# Records for this task

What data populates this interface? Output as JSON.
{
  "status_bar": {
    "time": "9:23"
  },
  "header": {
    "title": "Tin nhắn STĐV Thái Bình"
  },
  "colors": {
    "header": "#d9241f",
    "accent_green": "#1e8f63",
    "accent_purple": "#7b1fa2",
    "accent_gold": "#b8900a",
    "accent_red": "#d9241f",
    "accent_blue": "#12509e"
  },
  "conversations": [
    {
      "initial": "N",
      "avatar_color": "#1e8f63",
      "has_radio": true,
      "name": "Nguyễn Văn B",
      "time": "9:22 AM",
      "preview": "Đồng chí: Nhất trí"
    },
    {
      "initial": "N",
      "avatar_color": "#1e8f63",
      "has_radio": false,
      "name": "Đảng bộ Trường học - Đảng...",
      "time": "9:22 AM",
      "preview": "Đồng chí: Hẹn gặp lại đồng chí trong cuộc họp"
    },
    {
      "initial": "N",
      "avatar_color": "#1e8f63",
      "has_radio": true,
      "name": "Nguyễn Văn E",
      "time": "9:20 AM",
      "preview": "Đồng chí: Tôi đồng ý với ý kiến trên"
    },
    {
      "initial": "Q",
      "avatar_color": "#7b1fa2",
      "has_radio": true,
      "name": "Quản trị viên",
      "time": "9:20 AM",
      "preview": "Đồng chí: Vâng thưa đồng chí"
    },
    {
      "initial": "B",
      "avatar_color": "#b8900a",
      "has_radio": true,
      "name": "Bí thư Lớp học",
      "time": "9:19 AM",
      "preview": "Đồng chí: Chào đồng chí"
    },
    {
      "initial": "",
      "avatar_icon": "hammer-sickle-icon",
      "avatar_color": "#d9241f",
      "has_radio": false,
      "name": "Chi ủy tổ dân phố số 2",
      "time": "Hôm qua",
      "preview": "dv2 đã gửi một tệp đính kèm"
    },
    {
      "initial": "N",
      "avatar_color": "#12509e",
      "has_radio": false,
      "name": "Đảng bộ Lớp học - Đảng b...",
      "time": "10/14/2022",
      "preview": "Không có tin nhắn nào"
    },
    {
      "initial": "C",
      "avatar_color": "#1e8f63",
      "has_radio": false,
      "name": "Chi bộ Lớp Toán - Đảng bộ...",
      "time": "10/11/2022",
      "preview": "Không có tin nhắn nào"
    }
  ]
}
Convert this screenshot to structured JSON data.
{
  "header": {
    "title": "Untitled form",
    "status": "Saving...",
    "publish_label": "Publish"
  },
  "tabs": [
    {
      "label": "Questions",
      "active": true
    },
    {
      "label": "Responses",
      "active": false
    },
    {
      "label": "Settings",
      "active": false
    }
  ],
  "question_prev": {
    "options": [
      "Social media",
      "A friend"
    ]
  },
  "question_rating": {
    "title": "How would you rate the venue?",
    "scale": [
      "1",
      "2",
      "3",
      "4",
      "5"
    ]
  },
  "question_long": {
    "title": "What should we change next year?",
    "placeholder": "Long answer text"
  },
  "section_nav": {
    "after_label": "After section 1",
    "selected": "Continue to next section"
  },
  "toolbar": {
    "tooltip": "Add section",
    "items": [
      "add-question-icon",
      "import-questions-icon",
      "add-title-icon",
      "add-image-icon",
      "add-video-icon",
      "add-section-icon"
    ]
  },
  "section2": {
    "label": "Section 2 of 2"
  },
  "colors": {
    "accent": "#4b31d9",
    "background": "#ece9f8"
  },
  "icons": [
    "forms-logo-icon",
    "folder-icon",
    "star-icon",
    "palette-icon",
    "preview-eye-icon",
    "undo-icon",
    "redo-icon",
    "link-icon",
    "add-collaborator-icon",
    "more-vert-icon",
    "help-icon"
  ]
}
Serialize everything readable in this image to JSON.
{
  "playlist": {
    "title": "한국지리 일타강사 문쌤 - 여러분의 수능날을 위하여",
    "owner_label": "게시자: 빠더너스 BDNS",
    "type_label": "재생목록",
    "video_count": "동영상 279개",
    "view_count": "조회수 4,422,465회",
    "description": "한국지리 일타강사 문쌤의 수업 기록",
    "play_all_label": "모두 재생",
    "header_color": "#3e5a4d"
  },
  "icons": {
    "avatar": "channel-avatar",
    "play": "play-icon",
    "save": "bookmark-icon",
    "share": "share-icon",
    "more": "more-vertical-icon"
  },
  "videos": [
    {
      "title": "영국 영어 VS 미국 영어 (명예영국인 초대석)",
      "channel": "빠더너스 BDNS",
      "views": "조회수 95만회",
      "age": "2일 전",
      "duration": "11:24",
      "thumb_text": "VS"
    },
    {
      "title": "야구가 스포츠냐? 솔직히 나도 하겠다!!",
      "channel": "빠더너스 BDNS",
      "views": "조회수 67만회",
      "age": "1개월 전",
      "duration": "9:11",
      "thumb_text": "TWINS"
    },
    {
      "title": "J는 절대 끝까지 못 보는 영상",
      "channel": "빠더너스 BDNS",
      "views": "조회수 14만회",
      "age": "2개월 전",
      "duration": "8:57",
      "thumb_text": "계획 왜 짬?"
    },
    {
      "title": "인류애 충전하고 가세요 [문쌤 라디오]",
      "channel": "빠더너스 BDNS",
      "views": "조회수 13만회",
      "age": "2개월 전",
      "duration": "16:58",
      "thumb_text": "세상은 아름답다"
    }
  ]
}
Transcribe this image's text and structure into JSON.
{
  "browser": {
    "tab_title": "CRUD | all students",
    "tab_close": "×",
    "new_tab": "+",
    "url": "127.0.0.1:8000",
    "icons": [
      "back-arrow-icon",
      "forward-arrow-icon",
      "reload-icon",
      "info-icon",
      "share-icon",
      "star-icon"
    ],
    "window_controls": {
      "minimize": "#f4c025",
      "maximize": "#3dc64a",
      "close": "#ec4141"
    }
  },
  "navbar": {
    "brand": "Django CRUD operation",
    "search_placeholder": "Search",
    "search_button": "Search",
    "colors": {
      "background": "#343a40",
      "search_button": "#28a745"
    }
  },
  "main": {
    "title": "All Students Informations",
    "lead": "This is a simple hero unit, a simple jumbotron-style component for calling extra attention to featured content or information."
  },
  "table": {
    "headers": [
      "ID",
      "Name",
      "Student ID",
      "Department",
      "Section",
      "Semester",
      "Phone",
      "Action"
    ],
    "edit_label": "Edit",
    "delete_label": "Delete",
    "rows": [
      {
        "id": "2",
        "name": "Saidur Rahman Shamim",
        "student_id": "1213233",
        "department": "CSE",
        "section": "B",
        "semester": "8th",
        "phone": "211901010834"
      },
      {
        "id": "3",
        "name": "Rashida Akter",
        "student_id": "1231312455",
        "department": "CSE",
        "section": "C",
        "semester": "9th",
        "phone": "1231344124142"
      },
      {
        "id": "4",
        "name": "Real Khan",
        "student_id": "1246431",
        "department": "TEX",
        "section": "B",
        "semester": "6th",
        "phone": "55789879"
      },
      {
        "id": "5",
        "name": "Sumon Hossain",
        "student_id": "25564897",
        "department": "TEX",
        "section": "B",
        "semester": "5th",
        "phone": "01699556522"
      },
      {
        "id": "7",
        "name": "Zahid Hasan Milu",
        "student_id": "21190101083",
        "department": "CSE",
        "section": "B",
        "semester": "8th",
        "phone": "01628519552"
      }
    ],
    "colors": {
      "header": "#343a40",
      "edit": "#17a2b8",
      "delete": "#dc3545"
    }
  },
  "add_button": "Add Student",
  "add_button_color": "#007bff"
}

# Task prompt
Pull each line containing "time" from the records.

# Output below
    "time": "9:23"
      "time": "9:22 AM",
      "time": "9:22 AM",
      "time": "9:20 AM",
      "time": "9:20 AM",
      "time": "9:19 AM",
      "time": "Hôm qua",
      "time": "10/14/2022",
      "time": "10/11/2022",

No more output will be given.